Extracted records:

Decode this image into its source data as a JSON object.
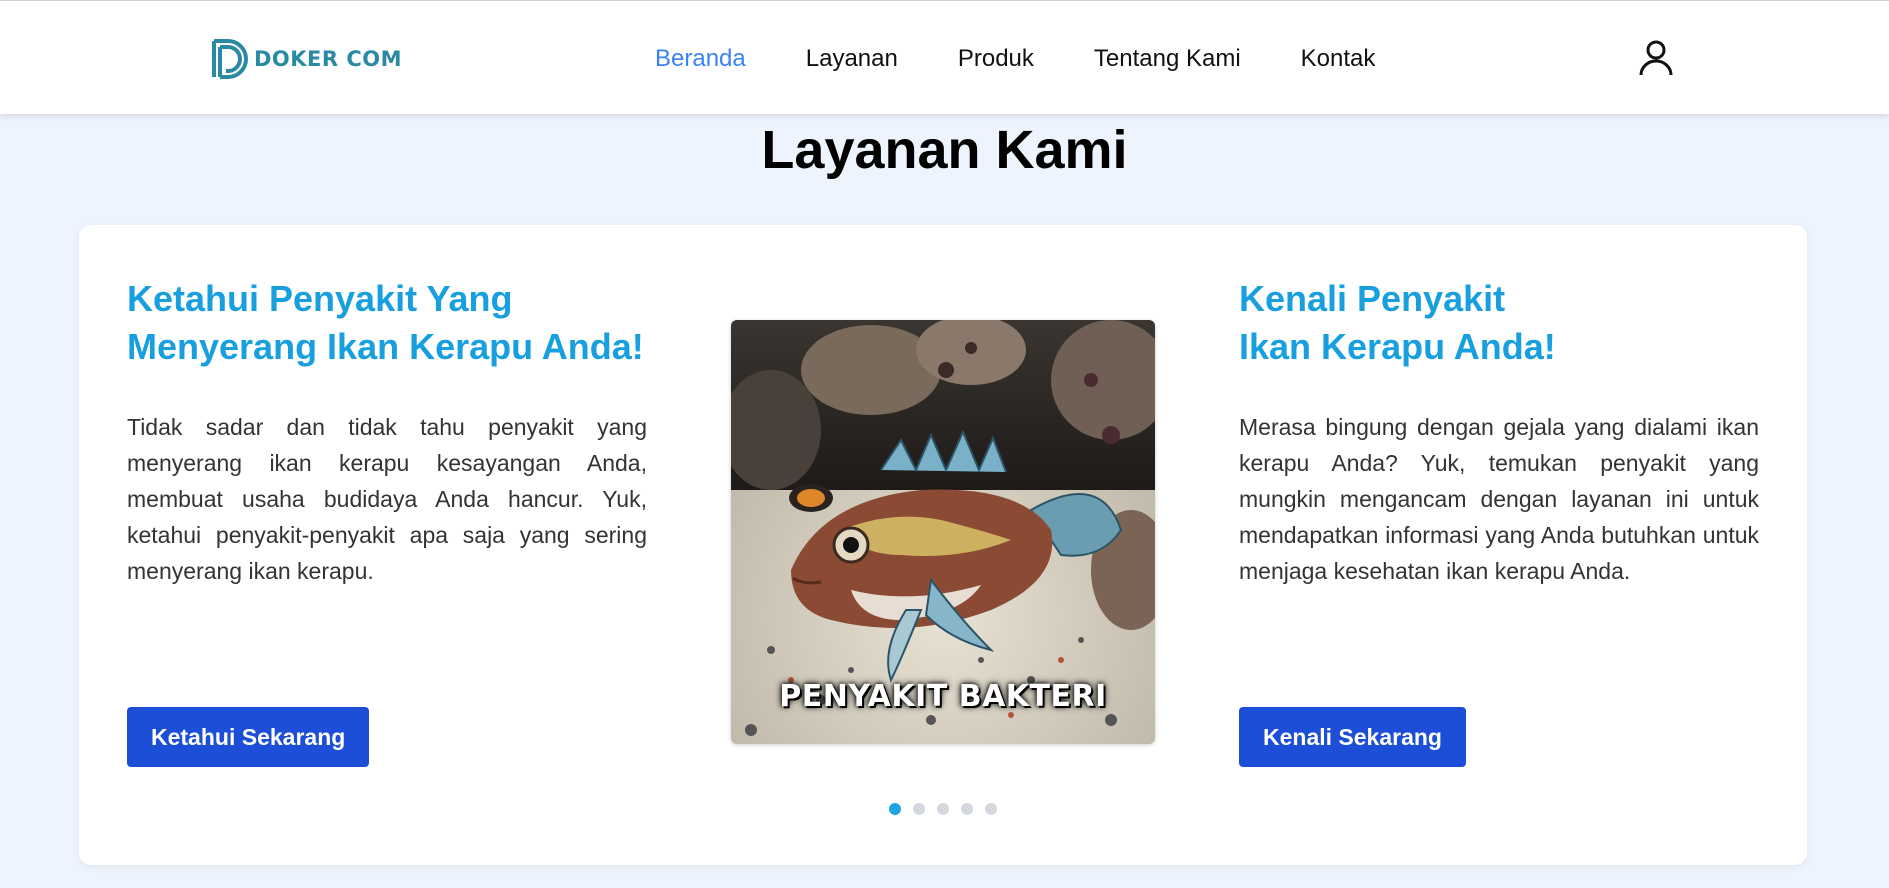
{
  "brand": {
    "name": "DOKER COM"
  },
  "nav": {
    "items": [
      {
        "label": "Beranda",
        "active": true
      },
      {
        "label": "Layanan",
        "active": false
      },
      {
        "label": "Produk",
        "active": false
      },
      {
        "label": "Tentang Kami",
        "active": false
      },
      {
        "label": "Kontak",
        "active": false
      }
    ],
    "user_icon": "user-icon"
  },
  "section": {
    "title": "Layanan Kami"
  },
  "left_panel": {
    "heading": "Ketahui Penyakit Yang\nMenyerang Ikan Kerapu Anda!",
    "body": "Tidak sadar dan tidak tahu penyakit yang menyerang ikan kerapu kesayangan Anda, membuat usaha budidaya Anda hancur. Yuk, ketahui penyakit-penyakit apa saja yang sering menyerang ikan kerapu.",
    "button_label": "Ketahui Sekarang"
  },
  "right_panel": {
    "heading": "Kenali Penyakit\nIkan Kerapu Anda!",
    "body": "Merasa bingung dengan gejala yang dialami ikan kerapu Anda? Yuk, temukan penyakit yang mungkin mengancam dengan layanan ini untuk mendapatkan informasi yang Anda butuhkan untuk menjaga kesehatan ikan kerapu Anda.",
    "button_label": "Kenali Sekarang"
  },
  "carousel": {
    "caption": "PENYAKIT BAKTERI",
    "total_slides": 5,
    "active_index": 0
  },
  "colors": {
    "accent": "#179fe0",
    "button": "#1d4ed8",
    "nav_active": "#3b82f6",
    "page_bg": "#eef4fd",
    "brand": "#2a8aa3"
  }
}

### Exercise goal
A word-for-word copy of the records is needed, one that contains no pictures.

### Solution to this problem
Decode this image into its source data as a JSON object.
{
  "brand": {
    "name": "DOKER COM"
  },
  "nav": {
    "items": [
      {
        "label": "Beranda",
        "active": true
      },
      {
        "label": "Layanan",
        "active": false
      },
      {
        "label": "Produk",
        "active": false
      },
      {
        "label": "Tentang Kami",
        "active": false
      },
      {
        "label": "Kontak",
        "active": false
      }
    ],
    "user_icon": "user-icon"
  },
  "section": {
    "title": "Layanan Kami"
  },
  "left_panel": {
    "heading": "Ketahui Penyakit Yang\nMenyerang Ikan Kerapu Anda!",
    "body": "Tidak sadar dan tidak tahu penyakit yang menyerang ikan kerapu kesayangan Anda, membuat usaha budidaya Anda hancur. Yuk, ketahui penyakit-penyakit apa saja yang sering menyerang ikan kerapu.",
    "button_label": "Ketahui Sekarang"
  },
  "right_panel": {
    "heading": "Kenali Penyakit\nIkan Kerapu Anda!",
    "body": "Merasa bingung dengan gejala yang dialami ikan kerapu Anda? Yuk, temukan penyakit yang mungkin mengancam dengan layanan ini untuk mendapatkan informasi yang Anda butuhkan untuk menjaga kesehatan ikan kerapu Anda.",
    "button_label": "Kenali Sekarang"
  },
  "carousel": {
    "caption": "PENYAKIT BAKTERI",
    "total_slides": 5,
    "active_index": 0
  },
  "colors": {
    "accent": "#179fe0",
    "button": "#1d4ed8",
    "nav_active": "#3b82f6",
    "page_bg": "#eef4fd",
    "brand": "#2a8aa3"
  }
}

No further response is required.